= ACTION ITEM =
Strip out all images, then restate the data verbatim.

= Component data from apps and pages =

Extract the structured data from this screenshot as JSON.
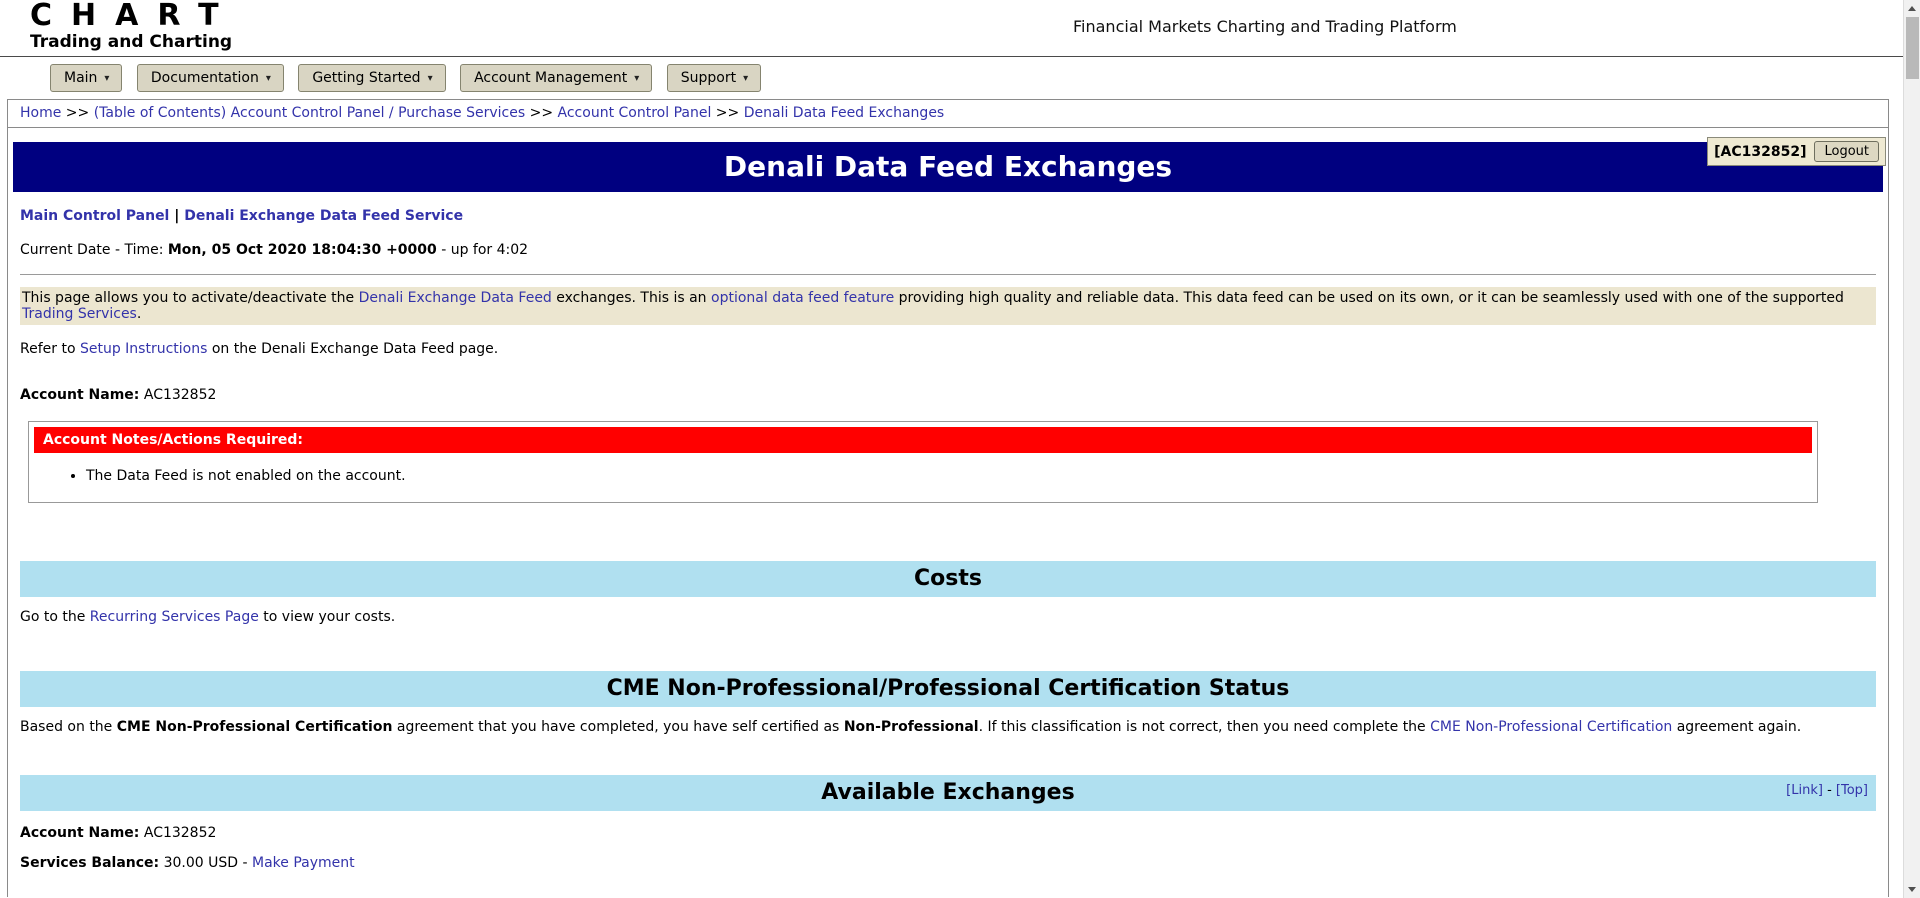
{
  "theme": {
    "banner_bg": "#000080",
    "section_header_bg": "#b0e0f0",
    "alert_bg": "#ff0000",
    "highlight_bg": "#ece6d0",
    "nav_button_bg": "#d9d5c3",
    "link_color": "#3333aa"
  },
  "icons": {
    "caret_down": "▾",
    "scroll_up": "triangle-up",
    "scroll_down": "triangle-down"
  },
  "header": {
    "logo_main": "CHART",
    "logo_sub": "Trading and Charting",
    "platform_title": "Financial Markets Charting and Trading Platform"
  },
  "nav": {
    "items": [
      {
        "label": "Main"
      },
      {
        "label": "Documentation"
      },
      {
        "label": "Getting Started"
      },
      {
        "label": "Account Management"
      },
      {
        "label": "Support"
      }
    ]
  },
  "breadcrumb": {
    "separator": " >> ",
    "items": [
      {
        "label": "Home"
      },
      {
        "label": "(Table of Contents) Account Control Panel / Purchase Services"
      },
      {
        "label": "Account Control Panel"
      },
      {
        "label": "Denali Data Feed Exchanges"
      }
    ]
  },
  "account_box": {
    "account_id": "[AC132852]",
    "logout_label": "Logout"
  },
  "banner": {
    "title": "Denali Data Feed Exchanges"
  },
  "quick_links": {
    "control_panel": "Main Control Panel",
    "separator": " | ",
    "data_feed_service": "Denali Exchange Data Feed Service"
  },
  "datetime": {
    "label": "Current Date - Time: ",
    "value": "Mon, 05 Oct 2020 18:04:30 +0000",
    "suffix": " - up for 4:02"
  },
  "intro": {
    "seg1": "This page allows you to activate/deactivate the ",
    "link1": "Denali Exchange Data Feed",
    "seg2": " exchanges. This is an ",
    "link2": "optional data feed feature",
    "seg3": " providing high quality and reliable data. This data feed can be used on its own, or it can be seamlessly used with one of the supported ",
    "link3": "Trading Services",
    "seg4": "."
  },
  "refer": {
    "seg1": "Refer to ",
    "link": "Setup Instructions",
    "seg2": " on the Denali Exchange Data Feed page."
  },
  "account": {
    "label": "Account Name:",
    "value": " AC132852"
  },
  "notes": {
    "header": "Account Notes/Actions Required:",
    "items": [
      "The Data Feed is not enabled on the account."
    ]
  },
  "costs": {
    "title": "Costs",
    "seg1": "Go to the ",
    "link": "Recurring Services Page",
    "seg2": " to view your costs."
  },
  "cme": {
    "title": "CME Non-Professional/Professional Certification Status",
    "seg1": "Based on the ",
    "bold1": "CME Non-Professional Certification",
    "seg2": " agreement that you have completed, you have self certified as ",
    "bold2": "Non-Professional",
    "seg3": ". If this classification is not correct, then you need complete the ",
    "link": "CME Non-Professional Certification",
    "seg4": " agreement again."
  },
  "available": {
    "title": "Available Exchanges",
    "link_label": "[Link]",
    "separator": " - ",
    "top_label": "[Top]"
  },
  "services": {
    "label": "Services Balance:",
    "value": " 30.00 USD - ",
    "link": "Make Payment"
  }
}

= WRITTEN ANSWER =
Extract the structured data from this screenshot as JSON.
{
  "theme": {
    "banner_bg": "#000080",
    "section_header_bg": "#b0e0f0",
    "alert_bg": "#ff0000",
    "highlight_bg": "#ece6d0",
    "nav_button_bg": "#d9d5c3",
    "link_color": "#3333aa"
  },
  "icons": {
    "caret_down": "▾",
    "scroll_up": "triangle-up",
    "scroll_down": "triangle-down"
  },
  "header": {
    "logo_main": "CHART",
    "logo_sub": "Trading and Charting",
    "platform_title": "Financial Markets Charting and Trading Platform"
  },
  "nav": {
    "items": [
      {
        "label": "Main"
      },
      {
        "label": "Documentation"
      },
      {
        "label": "Getting Started"
      },
      {
        "label": "Account Management"
      },
      {
        "label": "Support"
      }
    ]
  },
  "breadcrumb": {
    "separator": " >> ",
    "items": [
      {
        "label": "Home"
      },
      {
        "label": "(Table of Contents) Account Control Panel / Purchase Services"
      },
      {
        "label": "Account Control Panel"
      },
      {
        "label": "Denali Data Feed Exchanges"
      }
    ]
  },
  "account_box": {
    "account_id": "[AC132852]",
    "logout_label": "Logout"
  },
  "banner": {
    "title": "Denali Data Feed Exchanges"
  },
  "quick_links": {
    "control_panel": "Main Control Panel",
    "separator": " | ",
    "data_feed_service": "Denali Exchange Data Feed Service"
  },
  "datetime": {
    "label": "Current Date - Time: ",
    "value": "Mon, 05 Oct 2020 18:04:30 +0000",
    "suffix": " - up for 4:02"
  },
  "intro": {
    "seg1": "This page allows you to activate/deactivate the ",
    "link1": "Denali Exchange Data Feed",
    "seg2": " exchanges. This is an ",
    "link2": "optional data feed feature",
    "seg3": " providing high quality and reliable data. This data feed can be used on its own, or it can be seamlessly used with one of the supported ",
    "link3": "Trading Services",
    "seg4": "."
  },
  "refer": {
    "seg1": "Refer to ",
    "link": "Setup Instructions",
    "seg2": " on the Denali Exchange Data Feed page."
  },
  "account": {
    "label": "Account Name:",
    "value": " AC132852"
  },
  "notes": {
    "header": "Account Notes/Actions Required:",
    "items": [
      "The Data Feed is not enabled on the account."
    ]
  },
  "costs": {
    "title": "Costs",
    "seg1": "Go to the ",
    "link": "Recurring Services Page",
    "seg2": " to view your costs."
  },
  "cme": {
    "title": "CME Non-Professional/Professional Certification Status",
    "seg1": "Based on the ",
    "bold1": "CME Non-Professional Certification",
    "seg2": " agreement that you have completed, you have self certified as ",
    "bold2": "Non-Professional",
    "seg3": ". If this classification is not correct, then you need complete the ",
    "link": "CME Non-Professional Certification",
    "seg4": " agreement again."
  },
  "available": {
    "title": "Available Exchanges",
    "link_label": "[Link]",
    "separator": " - ",
    "top_label": "[Top]"
  },
  "services": {
    "label": "Services Balance:",
    "value": " 30.00 USD - ",
    "link": "Make Payment"
  }
}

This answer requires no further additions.